[Source material Boundary: Start]
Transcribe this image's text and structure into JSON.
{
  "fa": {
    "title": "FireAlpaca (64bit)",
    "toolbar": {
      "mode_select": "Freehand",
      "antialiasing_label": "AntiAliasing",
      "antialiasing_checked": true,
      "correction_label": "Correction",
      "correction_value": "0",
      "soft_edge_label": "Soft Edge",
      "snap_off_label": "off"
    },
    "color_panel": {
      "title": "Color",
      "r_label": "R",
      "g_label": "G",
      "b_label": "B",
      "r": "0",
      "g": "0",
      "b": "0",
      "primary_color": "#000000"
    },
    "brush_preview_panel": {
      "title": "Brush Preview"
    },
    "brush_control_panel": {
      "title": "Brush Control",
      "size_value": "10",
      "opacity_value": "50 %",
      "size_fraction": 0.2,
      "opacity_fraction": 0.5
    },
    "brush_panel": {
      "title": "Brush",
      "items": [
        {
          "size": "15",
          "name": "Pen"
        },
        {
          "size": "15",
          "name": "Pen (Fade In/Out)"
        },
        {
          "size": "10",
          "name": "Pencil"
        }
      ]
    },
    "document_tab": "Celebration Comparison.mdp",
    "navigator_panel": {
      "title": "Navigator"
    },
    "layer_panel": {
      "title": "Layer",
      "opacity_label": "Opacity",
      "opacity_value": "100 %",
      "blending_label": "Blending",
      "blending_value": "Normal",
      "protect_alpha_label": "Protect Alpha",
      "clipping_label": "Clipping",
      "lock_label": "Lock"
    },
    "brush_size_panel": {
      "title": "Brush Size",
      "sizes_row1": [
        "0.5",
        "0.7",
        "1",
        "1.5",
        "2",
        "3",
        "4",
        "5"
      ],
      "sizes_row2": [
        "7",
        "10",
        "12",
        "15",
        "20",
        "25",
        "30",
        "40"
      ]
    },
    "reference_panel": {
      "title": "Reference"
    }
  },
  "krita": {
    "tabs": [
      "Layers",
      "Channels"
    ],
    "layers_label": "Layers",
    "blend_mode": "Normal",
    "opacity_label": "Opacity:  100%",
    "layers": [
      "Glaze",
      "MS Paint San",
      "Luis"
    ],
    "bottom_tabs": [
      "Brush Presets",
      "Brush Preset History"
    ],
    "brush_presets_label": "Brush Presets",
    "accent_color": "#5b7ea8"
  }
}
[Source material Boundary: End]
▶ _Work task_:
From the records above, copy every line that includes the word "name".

▶ _Written answer_:
          "name": "Pen"
          "name": "Pen (Fade In/Out)"
          "name": "Pencil"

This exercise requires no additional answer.